Stored items:
<<<<
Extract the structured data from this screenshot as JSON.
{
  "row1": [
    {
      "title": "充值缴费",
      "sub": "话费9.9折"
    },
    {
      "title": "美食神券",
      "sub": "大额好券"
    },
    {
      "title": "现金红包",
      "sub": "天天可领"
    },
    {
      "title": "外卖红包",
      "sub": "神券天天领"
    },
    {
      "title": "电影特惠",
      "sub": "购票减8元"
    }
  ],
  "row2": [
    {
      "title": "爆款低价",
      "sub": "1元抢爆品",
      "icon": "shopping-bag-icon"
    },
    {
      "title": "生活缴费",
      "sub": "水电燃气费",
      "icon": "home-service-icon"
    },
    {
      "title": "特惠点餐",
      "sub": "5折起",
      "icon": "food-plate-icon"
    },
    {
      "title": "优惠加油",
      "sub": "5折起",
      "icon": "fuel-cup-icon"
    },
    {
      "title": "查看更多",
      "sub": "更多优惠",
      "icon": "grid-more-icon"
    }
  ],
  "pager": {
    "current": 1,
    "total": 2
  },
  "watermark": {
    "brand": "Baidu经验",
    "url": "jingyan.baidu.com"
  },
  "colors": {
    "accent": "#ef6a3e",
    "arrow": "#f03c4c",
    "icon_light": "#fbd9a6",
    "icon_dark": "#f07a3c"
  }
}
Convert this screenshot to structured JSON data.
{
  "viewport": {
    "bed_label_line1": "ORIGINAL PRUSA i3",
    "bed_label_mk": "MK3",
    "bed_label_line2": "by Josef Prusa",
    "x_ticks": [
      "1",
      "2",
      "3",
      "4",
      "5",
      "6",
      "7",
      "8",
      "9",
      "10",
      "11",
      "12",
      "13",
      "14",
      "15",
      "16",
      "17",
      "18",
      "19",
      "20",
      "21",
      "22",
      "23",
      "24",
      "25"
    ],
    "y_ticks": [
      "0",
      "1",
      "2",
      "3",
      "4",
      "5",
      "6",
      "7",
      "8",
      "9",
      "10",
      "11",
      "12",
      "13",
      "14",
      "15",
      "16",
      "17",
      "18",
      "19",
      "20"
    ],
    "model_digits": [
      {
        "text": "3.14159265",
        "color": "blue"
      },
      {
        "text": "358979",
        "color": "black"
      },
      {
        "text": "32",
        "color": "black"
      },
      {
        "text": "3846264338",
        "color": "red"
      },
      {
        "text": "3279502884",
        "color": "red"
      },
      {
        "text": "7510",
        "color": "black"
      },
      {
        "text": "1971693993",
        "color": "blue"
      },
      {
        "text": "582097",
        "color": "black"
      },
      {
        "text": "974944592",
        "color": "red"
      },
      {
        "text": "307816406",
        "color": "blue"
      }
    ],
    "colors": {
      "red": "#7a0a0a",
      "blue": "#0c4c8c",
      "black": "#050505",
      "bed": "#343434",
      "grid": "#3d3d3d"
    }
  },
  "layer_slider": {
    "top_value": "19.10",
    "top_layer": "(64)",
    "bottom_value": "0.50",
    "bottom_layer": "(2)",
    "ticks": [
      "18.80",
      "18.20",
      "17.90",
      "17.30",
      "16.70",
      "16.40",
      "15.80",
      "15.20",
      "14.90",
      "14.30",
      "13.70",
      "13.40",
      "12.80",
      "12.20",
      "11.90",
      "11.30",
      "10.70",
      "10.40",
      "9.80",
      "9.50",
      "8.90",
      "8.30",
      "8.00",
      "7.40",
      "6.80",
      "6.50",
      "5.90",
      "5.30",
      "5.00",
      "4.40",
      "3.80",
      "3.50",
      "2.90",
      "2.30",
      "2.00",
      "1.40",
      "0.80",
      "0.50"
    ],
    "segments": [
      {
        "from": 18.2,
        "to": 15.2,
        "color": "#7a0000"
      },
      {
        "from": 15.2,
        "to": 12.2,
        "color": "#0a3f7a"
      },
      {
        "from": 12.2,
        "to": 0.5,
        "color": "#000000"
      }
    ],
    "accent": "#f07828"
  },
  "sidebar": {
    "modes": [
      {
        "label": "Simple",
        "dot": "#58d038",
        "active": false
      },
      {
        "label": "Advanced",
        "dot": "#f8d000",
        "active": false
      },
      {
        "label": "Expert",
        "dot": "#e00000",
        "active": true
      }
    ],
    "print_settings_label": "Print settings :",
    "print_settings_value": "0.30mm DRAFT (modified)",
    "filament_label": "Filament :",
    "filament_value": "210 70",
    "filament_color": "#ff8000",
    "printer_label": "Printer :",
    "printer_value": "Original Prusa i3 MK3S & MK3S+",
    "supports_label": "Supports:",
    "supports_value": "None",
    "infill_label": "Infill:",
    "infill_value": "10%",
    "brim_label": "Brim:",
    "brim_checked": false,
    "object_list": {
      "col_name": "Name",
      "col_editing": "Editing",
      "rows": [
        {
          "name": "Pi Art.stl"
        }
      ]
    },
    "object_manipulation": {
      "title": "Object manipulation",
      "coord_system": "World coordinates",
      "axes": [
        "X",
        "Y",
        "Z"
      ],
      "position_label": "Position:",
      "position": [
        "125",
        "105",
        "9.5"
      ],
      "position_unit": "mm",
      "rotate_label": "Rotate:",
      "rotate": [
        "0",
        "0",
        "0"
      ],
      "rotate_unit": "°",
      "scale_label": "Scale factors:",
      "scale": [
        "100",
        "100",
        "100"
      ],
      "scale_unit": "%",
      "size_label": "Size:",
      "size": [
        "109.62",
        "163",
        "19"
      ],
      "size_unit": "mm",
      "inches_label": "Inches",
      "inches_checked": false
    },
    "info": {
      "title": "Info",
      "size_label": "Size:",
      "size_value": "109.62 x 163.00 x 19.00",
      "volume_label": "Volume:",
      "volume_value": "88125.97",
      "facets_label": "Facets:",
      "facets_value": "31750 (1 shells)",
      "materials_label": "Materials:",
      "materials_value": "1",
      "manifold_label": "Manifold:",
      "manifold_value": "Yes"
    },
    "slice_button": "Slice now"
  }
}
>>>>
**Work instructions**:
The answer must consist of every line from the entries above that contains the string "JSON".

**The answer**:
Extract the structured data from this screenshot as JSON.
Convert this screenshot to structured JSON data.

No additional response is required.